5. Kylesa: Spiral Shadow — Maybe it's something in the water, but the state of Georgia is producing great metal bands at an alarming rate. Mastodon and Baroness had two of last year's most acclaimed releases, and the trend continues this year with Zoroaster and Savannah's Kylesa. With three vocalists and two drummers, Spiral Shadow is this year's headphone masterpiece.
6. Atmosphere: To All My Friends, Blood Makes the Blade Holy — Kanye West may have trouble walking these days with Rolling Stone swinging from one nut and Spin lovingly clinging to the other, but all the praise heaped on hip-hop's golden boy could just as easily apply to Minneapolis indie-rap godfathers Atmosphere. After all, Slug was doing the whole introspective self-examination thing long before Kanye spit it through the wire. To All My Friends is Atmosphere's second release to feature live instrumentation, and they've clearly jelled as a band, ranging from up-tempo funk to lo-fi trip-hop. The best part? There's no nine-minute celebration of douchebaggery.
7. The Sword: Warp Riders — The Sword bounce back from their sophomore slump with improved vocals and catchier hooks on their sci-fi stoner-rock opus, Warp Riders.
8. Torche: Songs for Singles — Songs for Singles is the aural equivalent of a Fun Size Snickers bar; you barely have time to appreciate its sugary deliciousness before it's all over. Still, it's hard to think of a better way to spend 20 minutes than listening to Torche's latest.
9. Kanye West: My Beautiful Dark Twisted Fantasy — I loved it. It was much better than Cats. I'm going to see it again and again.
10. The Flaming Lips: The Flaming Lips and Stardeath and White Dwarfs with Henry Rollins and Peaches Doing The Dark Side of the Moon — It was digitally released on December 22, 2009, well after most critics had put their "Best of '09" lists together. It'll probably get overlooked this year too, which is a shame. The Flaming Lips et al. make the Pink Floyd classic their own, thanks to a keen sense for when to stay true to the original material or veer wildly off course. It's a fascinating new take on a familiar favorite.

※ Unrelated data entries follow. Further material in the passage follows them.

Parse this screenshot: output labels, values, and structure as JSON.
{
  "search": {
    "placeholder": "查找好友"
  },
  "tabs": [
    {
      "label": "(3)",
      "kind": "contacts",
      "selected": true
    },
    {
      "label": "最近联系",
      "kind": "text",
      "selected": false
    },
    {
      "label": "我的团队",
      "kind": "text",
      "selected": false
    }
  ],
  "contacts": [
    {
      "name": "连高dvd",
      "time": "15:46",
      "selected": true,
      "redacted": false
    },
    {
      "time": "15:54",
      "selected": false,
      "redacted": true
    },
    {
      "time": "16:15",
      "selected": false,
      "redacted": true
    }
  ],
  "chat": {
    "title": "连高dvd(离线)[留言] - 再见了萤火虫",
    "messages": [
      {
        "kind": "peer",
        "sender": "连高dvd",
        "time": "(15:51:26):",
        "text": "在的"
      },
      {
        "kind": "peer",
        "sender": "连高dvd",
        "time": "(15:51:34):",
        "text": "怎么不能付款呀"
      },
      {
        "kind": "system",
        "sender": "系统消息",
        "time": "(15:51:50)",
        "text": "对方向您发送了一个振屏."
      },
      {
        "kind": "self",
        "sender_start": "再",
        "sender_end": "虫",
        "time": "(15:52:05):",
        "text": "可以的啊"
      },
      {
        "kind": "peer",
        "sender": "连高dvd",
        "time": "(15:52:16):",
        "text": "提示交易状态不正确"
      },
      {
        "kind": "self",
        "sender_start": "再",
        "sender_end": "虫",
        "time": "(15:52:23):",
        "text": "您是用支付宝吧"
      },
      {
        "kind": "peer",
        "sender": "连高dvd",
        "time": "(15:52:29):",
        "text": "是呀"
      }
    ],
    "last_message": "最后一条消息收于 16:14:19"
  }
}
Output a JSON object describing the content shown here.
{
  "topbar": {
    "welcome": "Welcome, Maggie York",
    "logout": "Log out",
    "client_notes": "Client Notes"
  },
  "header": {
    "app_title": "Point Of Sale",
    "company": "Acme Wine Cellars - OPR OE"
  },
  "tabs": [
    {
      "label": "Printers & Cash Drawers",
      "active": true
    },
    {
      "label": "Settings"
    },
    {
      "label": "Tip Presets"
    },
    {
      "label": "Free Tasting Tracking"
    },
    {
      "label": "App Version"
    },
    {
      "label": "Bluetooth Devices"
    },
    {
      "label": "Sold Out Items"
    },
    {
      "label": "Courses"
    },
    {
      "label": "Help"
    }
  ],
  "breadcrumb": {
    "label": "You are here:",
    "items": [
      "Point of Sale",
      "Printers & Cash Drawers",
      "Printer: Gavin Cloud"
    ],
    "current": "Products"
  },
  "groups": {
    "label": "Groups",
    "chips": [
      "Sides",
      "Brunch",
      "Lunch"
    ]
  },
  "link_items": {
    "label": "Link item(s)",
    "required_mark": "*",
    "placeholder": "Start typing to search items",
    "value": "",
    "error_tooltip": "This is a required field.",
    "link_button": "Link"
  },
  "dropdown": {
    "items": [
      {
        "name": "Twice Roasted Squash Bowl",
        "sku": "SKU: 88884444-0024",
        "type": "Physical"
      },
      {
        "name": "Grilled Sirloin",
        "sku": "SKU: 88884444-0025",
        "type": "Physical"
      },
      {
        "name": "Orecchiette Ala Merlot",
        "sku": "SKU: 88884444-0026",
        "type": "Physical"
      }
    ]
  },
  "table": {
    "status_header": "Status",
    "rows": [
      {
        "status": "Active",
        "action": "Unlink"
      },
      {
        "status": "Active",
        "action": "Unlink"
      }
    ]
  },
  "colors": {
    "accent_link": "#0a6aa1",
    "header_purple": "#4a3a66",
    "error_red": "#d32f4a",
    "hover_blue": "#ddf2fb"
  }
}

Name: Martin Cizmar
Most played song on my iTunes: "Won't Be Home" by Old 97's
Best concert I saw in 2010: Sufjan Stevens at Mesa Arts Center
Favorite single of 2010: "Bad Romance" by Lady Gaga
Favorite album of 1970: The Grateful Dead's American Beauty
1. Band of Horses: Infinite Arms — It's my policy to list only albums I actually enjoyed on my Best of the Year list and to present them ordered roughly according to how frequently and eagerly I listened to them. This year belonged to Band of Horses' Infinite Arms, a record that may just as well have melted into my car's CD player in mid-May for all the time it spent there.
The car is a perfect place for this record, actually. Written in part in a cabin near the Canada-Minnesota border, this country-flecked indie-rock masterpiece is abidingly naturalistic, evoking serene scenes viewed through a pane of safety glass on a comfortably silent car ride into the countryside.
Infinite Arms is as effortless as indie rock comes, and certainly not overly ambitious in any way, so I can understand why it was left off a lot of critics' lists. Still, it makes me sublimely happy.
2. Arcade Fire, The Suburbs — The third record from Arcade Fire is broadly ambitious and almost without fault, beginning with the title track opener. Win Butler sings about trying to reconcile the nostalgic comforts of his suburban Houston upbringing, the values he espoused as a hipster 20-something in Montreal, and the longing for parenthood that comes with his budding maturity.
On the second song, "Ready to Start," Butler starts grinding his ax with the expectations of the people who made him, singing, "If the businessmen drink my blood / Like the kids in art school said they would / Then I guess I'll just begin again." Here's hoping Arcade Fire does just that — taking their talents to another level yet, perhaps even outgrowing their dedicated base of bloggers in the process of creating a timeless classic with the sort of commercial appeal we'd expect from U2 or R.E.M.